Filter the lines below, keeping each one that holds "blocked".

+-------+

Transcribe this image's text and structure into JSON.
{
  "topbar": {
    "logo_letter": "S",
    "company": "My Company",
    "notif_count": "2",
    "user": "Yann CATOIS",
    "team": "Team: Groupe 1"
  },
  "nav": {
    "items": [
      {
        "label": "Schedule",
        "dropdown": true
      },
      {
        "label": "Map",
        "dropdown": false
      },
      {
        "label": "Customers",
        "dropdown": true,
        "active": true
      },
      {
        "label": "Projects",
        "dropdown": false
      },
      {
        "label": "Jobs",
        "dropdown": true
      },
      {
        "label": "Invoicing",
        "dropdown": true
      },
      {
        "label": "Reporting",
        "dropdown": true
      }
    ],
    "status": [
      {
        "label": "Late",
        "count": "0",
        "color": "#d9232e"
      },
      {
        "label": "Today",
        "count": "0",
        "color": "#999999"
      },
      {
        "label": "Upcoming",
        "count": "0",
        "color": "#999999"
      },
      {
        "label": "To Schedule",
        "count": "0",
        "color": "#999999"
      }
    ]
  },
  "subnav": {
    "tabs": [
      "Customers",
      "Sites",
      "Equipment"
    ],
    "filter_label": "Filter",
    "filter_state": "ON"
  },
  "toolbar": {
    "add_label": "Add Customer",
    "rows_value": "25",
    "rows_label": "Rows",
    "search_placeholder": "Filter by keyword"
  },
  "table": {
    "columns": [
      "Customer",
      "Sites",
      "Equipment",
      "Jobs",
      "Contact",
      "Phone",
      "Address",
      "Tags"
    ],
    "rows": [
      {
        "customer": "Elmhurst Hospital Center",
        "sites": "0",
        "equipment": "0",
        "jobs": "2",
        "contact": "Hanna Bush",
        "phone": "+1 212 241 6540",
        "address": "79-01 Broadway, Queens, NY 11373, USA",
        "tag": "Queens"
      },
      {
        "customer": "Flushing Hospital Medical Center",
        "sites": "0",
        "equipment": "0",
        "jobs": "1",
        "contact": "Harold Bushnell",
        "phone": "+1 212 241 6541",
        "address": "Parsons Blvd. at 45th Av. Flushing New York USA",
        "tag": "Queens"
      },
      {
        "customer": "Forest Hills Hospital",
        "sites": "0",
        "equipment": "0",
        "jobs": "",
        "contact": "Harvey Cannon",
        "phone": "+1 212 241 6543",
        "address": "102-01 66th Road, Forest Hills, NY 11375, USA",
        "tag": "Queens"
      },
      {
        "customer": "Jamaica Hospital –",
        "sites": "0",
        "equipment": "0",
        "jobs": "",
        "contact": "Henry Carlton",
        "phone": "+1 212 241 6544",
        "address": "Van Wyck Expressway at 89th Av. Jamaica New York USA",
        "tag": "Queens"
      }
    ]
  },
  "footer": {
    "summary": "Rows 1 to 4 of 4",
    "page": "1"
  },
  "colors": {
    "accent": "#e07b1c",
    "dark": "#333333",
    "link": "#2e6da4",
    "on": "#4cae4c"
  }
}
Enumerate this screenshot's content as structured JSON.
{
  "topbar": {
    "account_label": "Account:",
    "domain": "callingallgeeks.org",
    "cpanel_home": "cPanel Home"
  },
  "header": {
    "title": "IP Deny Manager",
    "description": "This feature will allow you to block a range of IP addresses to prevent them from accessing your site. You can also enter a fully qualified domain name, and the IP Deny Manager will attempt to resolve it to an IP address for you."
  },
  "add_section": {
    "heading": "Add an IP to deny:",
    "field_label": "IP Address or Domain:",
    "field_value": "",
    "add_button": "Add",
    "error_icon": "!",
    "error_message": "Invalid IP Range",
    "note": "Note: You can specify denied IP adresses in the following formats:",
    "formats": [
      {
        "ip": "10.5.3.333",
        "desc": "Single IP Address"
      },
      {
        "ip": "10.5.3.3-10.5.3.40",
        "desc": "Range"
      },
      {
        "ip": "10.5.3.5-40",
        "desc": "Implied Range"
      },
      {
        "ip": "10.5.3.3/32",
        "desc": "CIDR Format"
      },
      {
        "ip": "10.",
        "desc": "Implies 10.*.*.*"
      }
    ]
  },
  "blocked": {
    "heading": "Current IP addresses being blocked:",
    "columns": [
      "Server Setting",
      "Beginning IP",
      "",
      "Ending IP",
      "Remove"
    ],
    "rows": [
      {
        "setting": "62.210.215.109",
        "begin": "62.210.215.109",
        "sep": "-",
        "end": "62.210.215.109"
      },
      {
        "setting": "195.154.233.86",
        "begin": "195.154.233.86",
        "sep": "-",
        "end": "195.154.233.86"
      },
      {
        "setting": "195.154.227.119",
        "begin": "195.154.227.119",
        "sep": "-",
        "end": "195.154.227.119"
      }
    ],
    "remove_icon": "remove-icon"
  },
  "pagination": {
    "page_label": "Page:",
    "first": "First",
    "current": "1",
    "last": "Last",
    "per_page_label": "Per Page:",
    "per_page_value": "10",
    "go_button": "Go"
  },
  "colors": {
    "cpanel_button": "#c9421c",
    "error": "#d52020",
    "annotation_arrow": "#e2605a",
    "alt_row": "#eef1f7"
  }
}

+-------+

→ **RESPONSE AREA**
  "blocked": {
    "heading": "Current IP addresses being blocked:",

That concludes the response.